In Janesville maybe you saw three teenagers yelling at the icy Rock River earlier this year in a language you did not understand. Their teacher Liming Khan can explain. “You use different muscles for speaking Chinese,” she said. “Yelling out helps train those muscles. It also helps you remember.” Khan knew what she was doing.
Three of her middle-school students won medals last month in a state Chinese language speech contest. Frank Breu, a seventh-grader from Edison Middle School, Alex Kestol, a seventh-grader from Marshall Middle School, and Casey Chen, an eighth-grader from Marshall, all made their teacher proud.
About 150 students competed in different categories at the event sponsored by the Wisconsin Association of Chinese Language Teachers.
“I told them that winning or losing is not important,” Khan said. “It is good experience for them. The process is more important than the result.”
Khan met the teens at the Hedberg Public Library every Saturday for two months to help them do well. Each had to memorize a short story and tell it in Chinese. They were rated on how well they learned the story, their fluency, demeanor and intonation. Two presented a traditional Chinese poem, while one told a fable. Part of their practice included shouting the stories at the river behind the library.
“Their teacher went the extra mile to help them succeed,” said Sylvia Andrus, Frank’s mother.

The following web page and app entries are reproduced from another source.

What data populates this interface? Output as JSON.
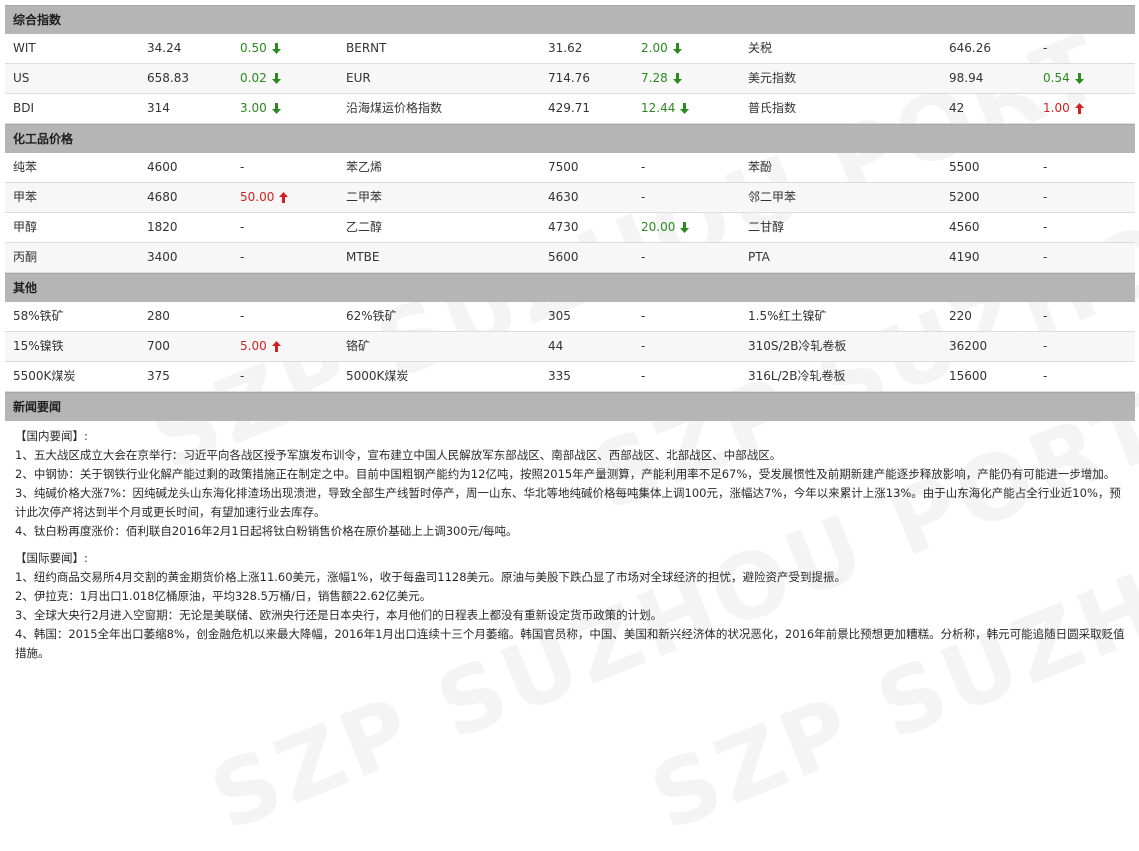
{
  "sections": {
    "index": "综合指数",
    "chem": "化工品价格",
    "other": "其他",
    "news": "新闻要闻"
  },
  "colors": {
    "up": "#d42020",
    "down": "#2a8a1e",
    "header_bg": "#b5b5b5"
  },
  "watermark": "SZP SUZHOU PORT",
  "index_rows": [
    [
      {
        "n": "WIT",
        "v": "34.24",
        "c": "0.50",
        "d": "down"
      },
      {
        "n": "BERNT",
        "v": "31.62",
        "c": "2.00",
        "d": "down"
      },
      {
        "n": "关税",
        "v": "646.26",
        "c": "-",
        "d": ""
      }
    ],
    [
      {
        "n": "US",
        "v": "658.83",
        "c": "0.02",
        "d": "down"
      },
      {
        "n": "EUR",
        "v": "714.76",
        "c": "7.28",
        "d": "down"
      },
      {
        "n": "美元指数",
        "v": "98.94",
        "c": "0.54",
        "d": "down"
      }
    ],
    [
      {
        "n": "BDI",
        "v": "314",
        "c": "3.00",
        "d": "down"
      },
      {
        "n": "沿海煤运价格指数",
        "v": "429.71",
        "c": "12.44",
        "d": "down"
      },
      {
        "n": "普氏指数",
        "v": "42",
        "c": "1.00",
        "d": "up"
      }
    ]
  ],
  "chem_rows": [
    [
      {
        "n": "纯苯",
        "v": "4600",
        "c": "-",
        "d": ""
      },
      {
        "n": "苯乙烯",
        "v": "7500",
        "c": "-",
        "d": ""
      },
      {
        "n": "苯酚",
        "v": "5500",
        "c": "-",
        "d": ""
      }
    ],
    [
      {
        "n": "甲苯",
        "v": "4680",
        "c": "50.00",
        "d": "up"
      },
      {
        "n": "二甲苯",
        "v": "4630",
        "c": "-",
        "d": ""
      },
      {
        "n": "邻二甲苯",
        "v": "5200",
        "c": "-",
        "d": ""
      }
    ],
    [
      {
        "n": "甲醇",
        "v": "1820",
        "c": "-",
        "d": ""
      },
      {
        "n": "乙二醇",
        "v": "4730",
        "c": "20.00",
        "d": "down"
      },
      {
        "n": "二甘醇",
        "v": "4560",
        "c": "-",
        "d": ""
      }
    ],
    [
      {
        "n": "丙酮",
        "v": "3400",
        "c": "-",
        "d": ""
      },
      {
        "n": "MTBE",
        "v": "5600",
        "c": "-",
        "d": ""
      },
      {
        "n": "PTA",
        "v": "4190",
        "c": "-",
        "d": ""
      }
    ]
  ],
  "other_rows": [
    [
      {
        "n": "58%铁矿",
        "v": "280",
        "c": "-",
        "d": ""
      },
      {
        "n": "62%铁矿",
        "v": "305",
        "c": "-",
        "d": ""
      },
      {
        "n": "1.5%红土镍矿",
        "v": "220",
        "c": "-",
        "d": ""
      }
    ],
    [
      {
        "n": "15%镍铁",
        "v": "700",
        "c": "5.00",
        "d": "up"
      },
      {
        "n": "铬矿",
        "v": "44",
        "c": "-",
        "d": ""
      },
      {
        "n": "310S/2B冷轧卷板",
        "v": "36200",
        "c": "-",
        "d": ""
      }
    ],
    [
      {
        "n": "5500K煤炭",
        "v": "375",
        "c": "-",
        "d": ""
      },
      {
        "n": "5000K煤炭",
        "v": "335",
        "c": "-",
        "d": ""
      },
      {
        "n": "316L/2B冷轧卷板",
        "v": "15600",
        "c": "-",
        "d": ""
      }
    ]
  ],
  "news": {
    "domestic_title": "【国内要闻】:",
    "domestic": [
      "1、五大战区成立大会在京举行：习近平向各战区授予军旗发布训令，宣布建立中国人民解放军东部战区、南部战区、西部战区、北部战区、中部战区。",
      "2、中钢协：关于钢铁行业化解产能过剩的政策措施正在制定之中。目前中国粗钢产能约为12亿吨，按照2015年产量测算，产能利用率不足67%，受发展惯性及前期新建产能逐步释放影响，产能仍有可能进一步增加。",
      "3、纯碱价格大涨7%：因纯碱龙头山东海化排渣场出现溃泄，导致全部生产线暂时停产，周一山东、华北等地纯碱价格每吨集体上调100元，涨幅达7%，今年以来累计上涨13%。由于山东海化产能占全行业近10%，预计此次停产将达到半个月或更长时间，有望加速行业去库存。",
      "4、钛白粉再度涨价：佰利联自2016年2月1日起将钛白粉销售价格在原价基础上上调300元/每吨。"
    ],
    "intl_title": "【国际要闻】:",
    "intl": [
      "1、纽约商品交易所4月交割的黄金期货价格上涨11.60美元，涨幅1%，收于每盎司1128美元。原油与美股下跌凸显了市场对全球经济的担忧，避险资产受到提振。",
      "2、伊拉克：1月出口1.018亿桶原油，平均328.5万桶/日，销售额22.62亿美元。",
      "3、全球大央行2月进入空窗期：无论是美联储、欧洲央行还是日本央行，本月他们的日程表上都没有重新设定货币政策的计划。",
      "4、韩国：2015全年出口萎缩8%，创金融危机以来最大降幅，2016年1月出口连续十三个月萎缩。韩国官员称，中国、美国和新兴经济体的状况恶化，2016年前景比预想更加糟糕。分析称，韩元可能追随日圆采取贬值措施。"
    ]
  }
}
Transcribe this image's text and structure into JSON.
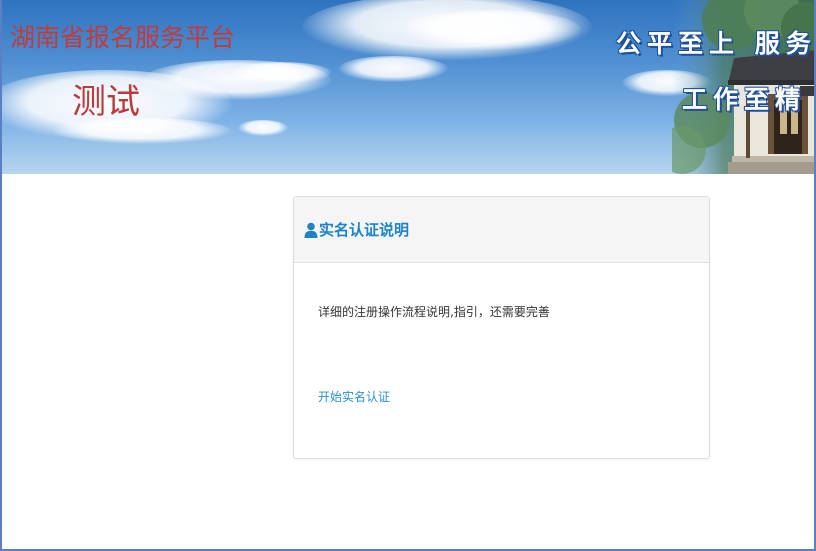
{
  "banner": {
    "site_title": "湖南省报名服务平台",
    "env_label": "测试",
    "slogan_line1": "公平至上 服务",
    "slogan_line2": "工作至精",
    "sky_color": "#4f8fd2"
  },
  "card": {
    "icon": "user-icon",
    "title": "实名认证说明",
    "description": "详细的注册操作流程说明,指引，还需要完善",
    "start_link": "开始实名认证",
    "title_color": "#1c84c6",
    "link_color": "#2a8fd8"
  }
}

She encouraged her son to begin studying Chinese in fourth grade.
“It seemed like too good of an opportunity to pass up,” she said. “The country is up and coming in importance. If he ever has to interact with someone from that part of the world, it will help him so much.”
Frank needed to be convinced at first to study one of the world’s hardest languages. But now he uses the word “fun” when talking about Chinese class.
“There are lots of jobs I could get if I learn Chinese,” he said. “I could go to China and teach Chinese.”
Alex also enjoys learning Chinese.
“My parents saw it as an incredible opportunity,” she said. “There are so many reasons to learn Chinese.”
Alex and Frank both competed with students who are not native speakers. Alex got a bronze medal and Frank got a silver one.
Casey came to the United States from China when she was a child and competed with other native speakers. She earned a silver medal.
“I watch TV in Chinese all the time,” she said. “My brother and I only listen to Chinese music and Chinese videos. I know how to speak Chinese fluently, but I don’t know how to read and write it.”
Khan, who is in her third year of teaching Mandarin Chinese in Janesville, has almost 100 middle-school students in classes and more online.
Many students find writing Chinese, which has a different character for every word, complicated and slow, she said. The language has more than 2,500 characters used in daily writing alone. Chinese also has five different tones, which give the same word five different meanings.
“For American people, this is hard to get,” said Khan, who is from China.
Superintendent Karen Schulte said the district’s goal is to prepare globally competent students.
“We know that the study of Chinese language and culture bridges the cultural gap, provides insight into people’s values and struggles and creates a platform for dialogue that is crucial for effective communication,” she said. “…Knowing two or more languages is an advantage not a burden.”
Learning Chinese is part of a bigger tie to China that the Janesville School District is nurturing. This summer, 40 Chinese students are scheduled to spend part of the summer in Janesville. They will attend a cultural and academic program with a like number of Janesville students.
Khan works diligently with her students because watching them speak Chinese makes her happy.
“It is satisfying to see their language skills grow,” she said.
For students who find their homework challenging, she offers a Chinese proverb:
“Difficult things will become easier, if you really put your heart into it.”
Anna Marie Lux is a columnist for The Gazette. Her columns run Sundays, Tuesdays and Thursdays. Call her with ideas or comments at (608) 755-8264, or email firstname.lastname@example.org.